[Opening Listed entries section]

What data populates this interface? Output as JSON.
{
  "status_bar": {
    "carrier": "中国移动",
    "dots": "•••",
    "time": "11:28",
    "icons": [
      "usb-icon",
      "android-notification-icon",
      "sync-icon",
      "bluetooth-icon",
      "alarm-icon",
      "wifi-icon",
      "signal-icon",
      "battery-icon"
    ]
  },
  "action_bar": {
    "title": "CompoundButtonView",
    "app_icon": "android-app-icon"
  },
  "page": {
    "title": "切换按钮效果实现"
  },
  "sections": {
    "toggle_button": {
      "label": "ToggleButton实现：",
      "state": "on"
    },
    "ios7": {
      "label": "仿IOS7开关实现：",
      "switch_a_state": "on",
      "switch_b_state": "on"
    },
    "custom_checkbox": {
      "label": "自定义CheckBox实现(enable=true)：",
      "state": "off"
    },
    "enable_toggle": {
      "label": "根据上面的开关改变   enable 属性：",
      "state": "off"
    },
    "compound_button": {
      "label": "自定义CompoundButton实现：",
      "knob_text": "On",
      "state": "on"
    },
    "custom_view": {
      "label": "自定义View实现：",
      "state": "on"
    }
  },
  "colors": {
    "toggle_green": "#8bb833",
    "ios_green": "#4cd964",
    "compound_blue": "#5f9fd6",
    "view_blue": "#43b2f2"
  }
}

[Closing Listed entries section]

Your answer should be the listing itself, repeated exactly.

* _Result_:
What data populates this interface? Output as JSON.
{
  "status_bar": {
    "carrier": "中国移动",
    "dots": "•••",
    "time": "11:28",
    "icons": [
      "usb-icon",
      "android-notification-icon",
      "sync-icon",
      "bluetooth-icon",
      "alarm-icon",
      "wifi-icon",
      "signal-icon",
      "battery-icon"
    ]
  },
  "action_bar": {
    "title": "CompoundButtonView",
    "app_icon": "android-app-icon"
  },
  "page": {
    "title": "切换按钮效果实现"
  },
  "sections": {
    "toggle_button": {
      "label": "ToggleButton实现：",
      "state": "on"
    },
    "ios7": {
      "label": "仿IOS7开关实现：",
      "switch_a_state": "on",
      "switch_b_state": "on"
    },
    "custom_checkbox": {
      "label": "自定义CheckBox实现(enable=true)：",
      "state": "off"
    },
    "enable_toggle": {
      "label": "根据上面的开关改变   enable 属性：",
      "state": "off"
    },
    "compound_button": {
      "label": "自定义CompoundButton实现：",
      "knob_text": "On",
      "state": "on"
    },
    "custom_view": {
      "label": "自定义View实现：",
      "state": "on"
    }
  },
  "colors": {
    "toggle_green": "#8bb833",
    "ios_green": "#4cd964",
    "compound_blue": "#5f9fd6",
    "view_blue": "#43b2f2"
  }
}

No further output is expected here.